Note! Although I believe that these websites and blogs are useful resources for understanding the War on Terror, I do not necessarily agree with their opinions. 1 1 Given a recent misunderstanding of the phrase "useful resources," a clarification: I do not limit my reading to resources which support my views, or even to those which appear to be accurate. Reading opinions contrary to what I believed has been very useful at times: sometimes verifying my previous assumptions, sometimes encouraging me to change them.

Even resources which, in my opinion, are simply inaccurate are sometimes useful: these can give valuable insights into why some people or groups believe what they do.

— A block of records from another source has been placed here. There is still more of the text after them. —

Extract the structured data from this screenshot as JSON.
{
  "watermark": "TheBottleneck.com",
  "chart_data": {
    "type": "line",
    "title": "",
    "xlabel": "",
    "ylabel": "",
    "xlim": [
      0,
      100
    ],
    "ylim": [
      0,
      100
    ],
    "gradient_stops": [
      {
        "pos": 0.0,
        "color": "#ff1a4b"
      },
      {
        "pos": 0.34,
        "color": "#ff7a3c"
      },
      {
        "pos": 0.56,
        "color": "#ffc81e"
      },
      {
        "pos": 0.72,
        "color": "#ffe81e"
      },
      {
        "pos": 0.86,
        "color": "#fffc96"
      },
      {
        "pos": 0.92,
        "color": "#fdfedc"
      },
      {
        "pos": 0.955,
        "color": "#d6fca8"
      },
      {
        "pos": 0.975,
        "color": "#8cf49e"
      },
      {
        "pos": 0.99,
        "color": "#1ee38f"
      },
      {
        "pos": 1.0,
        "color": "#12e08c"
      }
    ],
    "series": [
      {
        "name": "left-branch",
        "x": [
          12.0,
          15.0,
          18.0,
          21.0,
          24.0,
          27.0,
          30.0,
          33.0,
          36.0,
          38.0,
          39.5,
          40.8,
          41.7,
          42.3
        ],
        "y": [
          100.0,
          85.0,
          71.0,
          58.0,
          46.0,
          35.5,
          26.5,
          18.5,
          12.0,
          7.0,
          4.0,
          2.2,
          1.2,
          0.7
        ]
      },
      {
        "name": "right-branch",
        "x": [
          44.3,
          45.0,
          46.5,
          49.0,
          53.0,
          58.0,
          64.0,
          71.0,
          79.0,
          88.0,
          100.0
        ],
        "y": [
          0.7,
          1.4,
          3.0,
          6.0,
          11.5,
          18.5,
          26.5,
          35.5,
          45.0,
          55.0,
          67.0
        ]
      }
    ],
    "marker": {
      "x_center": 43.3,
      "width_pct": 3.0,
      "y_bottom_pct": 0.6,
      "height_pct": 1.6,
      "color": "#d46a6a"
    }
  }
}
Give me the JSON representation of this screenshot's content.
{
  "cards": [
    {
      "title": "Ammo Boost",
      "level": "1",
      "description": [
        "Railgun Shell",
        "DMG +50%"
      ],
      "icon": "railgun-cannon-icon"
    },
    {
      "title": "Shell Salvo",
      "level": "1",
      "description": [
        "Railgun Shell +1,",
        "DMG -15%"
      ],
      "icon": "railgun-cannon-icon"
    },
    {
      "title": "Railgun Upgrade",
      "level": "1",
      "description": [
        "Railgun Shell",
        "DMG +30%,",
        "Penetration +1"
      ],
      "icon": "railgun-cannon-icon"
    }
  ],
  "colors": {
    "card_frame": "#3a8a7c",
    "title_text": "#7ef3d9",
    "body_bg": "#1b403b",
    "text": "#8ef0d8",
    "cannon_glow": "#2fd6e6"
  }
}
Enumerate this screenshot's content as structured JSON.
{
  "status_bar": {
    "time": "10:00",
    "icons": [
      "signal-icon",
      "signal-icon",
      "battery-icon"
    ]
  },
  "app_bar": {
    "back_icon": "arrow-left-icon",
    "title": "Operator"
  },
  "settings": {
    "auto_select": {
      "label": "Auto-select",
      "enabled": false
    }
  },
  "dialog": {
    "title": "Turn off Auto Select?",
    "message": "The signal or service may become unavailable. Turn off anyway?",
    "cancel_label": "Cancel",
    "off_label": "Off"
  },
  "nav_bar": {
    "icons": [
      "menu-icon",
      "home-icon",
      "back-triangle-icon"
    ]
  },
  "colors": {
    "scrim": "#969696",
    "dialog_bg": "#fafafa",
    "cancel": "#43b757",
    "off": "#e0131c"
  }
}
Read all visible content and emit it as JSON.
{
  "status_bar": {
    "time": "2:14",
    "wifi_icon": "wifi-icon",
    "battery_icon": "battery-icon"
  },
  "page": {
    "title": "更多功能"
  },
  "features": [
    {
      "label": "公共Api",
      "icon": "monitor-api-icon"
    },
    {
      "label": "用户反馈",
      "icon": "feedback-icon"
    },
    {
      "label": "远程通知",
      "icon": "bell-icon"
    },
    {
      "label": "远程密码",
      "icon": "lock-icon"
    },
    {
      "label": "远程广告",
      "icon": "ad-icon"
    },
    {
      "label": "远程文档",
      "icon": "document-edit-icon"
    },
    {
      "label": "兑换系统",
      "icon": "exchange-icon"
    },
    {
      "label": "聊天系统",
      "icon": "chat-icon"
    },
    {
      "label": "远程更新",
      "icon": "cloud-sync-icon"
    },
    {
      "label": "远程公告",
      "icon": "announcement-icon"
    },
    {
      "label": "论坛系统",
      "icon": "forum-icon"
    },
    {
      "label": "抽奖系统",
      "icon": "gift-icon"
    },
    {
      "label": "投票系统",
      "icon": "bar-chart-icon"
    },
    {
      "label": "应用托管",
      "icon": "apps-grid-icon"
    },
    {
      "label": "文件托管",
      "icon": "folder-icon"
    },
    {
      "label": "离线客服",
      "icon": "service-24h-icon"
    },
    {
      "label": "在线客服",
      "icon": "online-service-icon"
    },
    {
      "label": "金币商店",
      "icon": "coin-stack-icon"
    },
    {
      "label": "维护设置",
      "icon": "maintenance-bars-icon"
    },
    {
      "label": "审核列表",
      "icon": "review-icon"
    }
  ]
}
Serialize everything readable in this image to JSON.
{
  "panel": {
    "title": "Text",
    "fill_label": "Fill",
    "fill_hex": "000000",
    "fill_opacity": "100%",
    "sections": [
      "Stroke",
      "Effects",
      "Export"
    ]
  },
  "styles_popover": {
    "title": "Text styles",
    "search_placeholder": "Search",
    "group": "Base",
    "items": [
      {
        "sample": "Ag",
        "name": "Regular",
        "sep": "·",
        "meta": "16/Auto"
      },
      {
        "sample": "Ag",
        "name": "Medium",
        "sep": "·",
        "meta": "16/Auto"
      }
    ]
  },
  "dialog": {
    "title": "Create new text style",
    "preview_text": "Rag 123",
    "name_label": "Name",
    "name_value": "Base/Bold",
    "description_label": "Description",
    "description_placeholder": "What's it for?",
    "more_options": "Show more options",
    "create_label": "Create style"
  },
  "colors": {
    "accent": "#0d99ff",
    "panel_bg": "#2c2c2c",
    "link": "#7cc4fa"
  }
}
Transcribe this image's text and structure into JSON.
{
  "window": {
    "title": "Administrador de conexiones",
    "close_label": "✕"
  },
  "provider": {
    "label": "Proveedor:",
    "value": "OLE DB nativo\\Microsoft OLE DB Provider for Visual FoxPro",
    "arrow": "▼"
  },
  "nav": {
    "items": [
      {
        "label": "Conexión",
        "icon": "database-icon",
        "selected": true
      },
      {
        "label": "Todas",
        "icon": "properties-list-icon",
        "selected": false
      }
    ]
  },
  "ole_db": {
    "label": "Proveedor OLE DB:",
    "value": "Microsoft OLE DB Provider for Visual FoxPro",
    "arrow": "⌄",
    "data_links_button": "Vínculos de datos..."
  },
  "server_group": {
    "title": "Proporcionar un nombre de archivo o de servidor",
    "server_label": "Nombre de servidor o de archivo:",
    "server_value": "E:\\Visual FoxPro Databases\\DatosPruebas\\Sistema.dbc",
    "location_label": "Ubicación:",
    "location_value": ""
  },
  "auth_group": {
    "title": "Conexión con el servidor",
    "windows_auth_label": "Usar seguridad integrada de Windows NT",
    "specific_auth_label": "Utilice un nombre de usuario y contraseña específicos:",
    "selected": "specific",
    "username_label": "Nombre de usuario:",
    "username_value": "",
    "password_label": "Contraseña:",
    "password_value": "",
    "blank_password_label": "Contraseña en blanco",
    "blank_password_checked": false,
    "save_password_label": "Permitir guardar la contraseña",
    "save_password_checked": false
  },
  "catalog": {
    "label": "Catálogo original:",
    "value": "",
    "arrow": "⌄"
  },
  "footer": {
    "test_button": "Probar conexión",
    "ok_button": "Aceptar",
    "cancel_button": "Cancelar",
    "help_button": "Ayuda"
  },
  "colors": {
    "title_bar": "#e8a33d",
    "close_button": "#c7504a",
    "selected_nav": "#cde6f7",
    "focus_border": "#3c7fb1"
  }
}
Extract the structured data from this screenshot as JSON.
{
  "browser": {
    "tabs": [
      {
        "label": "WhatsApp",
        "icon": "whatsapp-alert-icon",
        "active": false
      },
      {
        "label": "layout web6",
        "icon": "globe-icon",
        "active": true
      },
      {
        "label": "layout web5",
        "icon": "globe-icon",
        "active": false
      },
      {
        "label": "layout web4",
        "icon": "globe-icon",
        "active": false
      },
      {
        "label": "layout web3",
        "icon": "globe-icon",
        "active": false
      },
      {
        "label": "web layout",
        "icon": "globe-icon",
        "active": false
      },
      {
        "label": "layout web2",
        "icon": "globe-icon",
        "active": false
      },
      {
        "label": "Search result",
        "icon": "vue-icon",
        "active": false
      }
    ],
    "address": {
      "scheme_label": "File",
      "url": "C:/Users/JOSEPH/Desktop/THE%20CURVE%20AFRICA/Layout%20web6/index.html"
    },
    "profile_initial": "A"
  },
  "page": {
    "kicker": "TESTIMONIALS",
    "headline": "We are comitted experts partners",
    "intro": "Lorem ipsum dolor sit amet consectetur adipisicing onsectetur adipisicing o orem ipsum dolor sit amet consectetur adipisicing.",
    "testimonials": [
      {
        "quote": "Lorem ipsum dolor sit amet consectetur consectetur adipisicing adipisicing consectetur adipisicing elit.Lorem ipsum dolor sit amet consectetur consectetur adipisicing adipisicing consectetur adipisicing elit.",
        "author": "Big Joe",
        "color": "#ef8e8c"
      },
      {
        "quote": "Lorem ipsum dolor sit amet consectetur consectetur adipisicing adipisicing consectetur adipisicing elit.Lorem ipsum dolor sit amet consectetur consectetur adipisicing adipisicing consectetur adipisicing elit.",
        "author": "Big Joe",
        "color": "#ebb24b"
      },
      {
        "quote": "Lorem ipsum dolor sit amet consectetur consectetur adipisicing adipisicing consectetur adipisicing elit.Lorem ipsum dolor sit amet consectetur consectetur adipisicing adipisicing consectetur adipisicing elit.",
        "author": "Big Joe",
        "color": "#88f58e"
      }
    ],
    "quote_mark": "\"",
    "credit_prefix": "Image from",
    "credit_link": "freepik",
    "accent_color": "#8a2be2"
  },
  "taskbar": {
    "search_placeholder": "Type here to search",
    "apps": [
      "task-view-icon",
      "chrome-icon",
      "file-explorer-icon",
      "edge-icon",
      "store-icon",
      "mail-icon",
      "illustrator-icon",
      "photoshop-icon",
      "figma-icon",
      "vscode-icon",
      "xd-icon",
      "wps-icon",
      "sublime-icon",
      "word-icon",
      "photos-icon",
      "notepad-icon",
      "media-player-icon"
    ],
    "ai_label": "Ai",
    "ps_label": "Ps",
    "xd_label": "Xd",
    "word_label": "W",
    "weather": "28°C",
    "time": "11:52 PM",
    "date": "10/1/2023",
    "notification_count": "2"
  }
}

In short, It is my opinion that some of the resources in this blogroll are neither accurate, nor unbiased. I do, however, believe that they are useful in understanding the War on Terror, the many versions of Islam, terrorism, and related topics.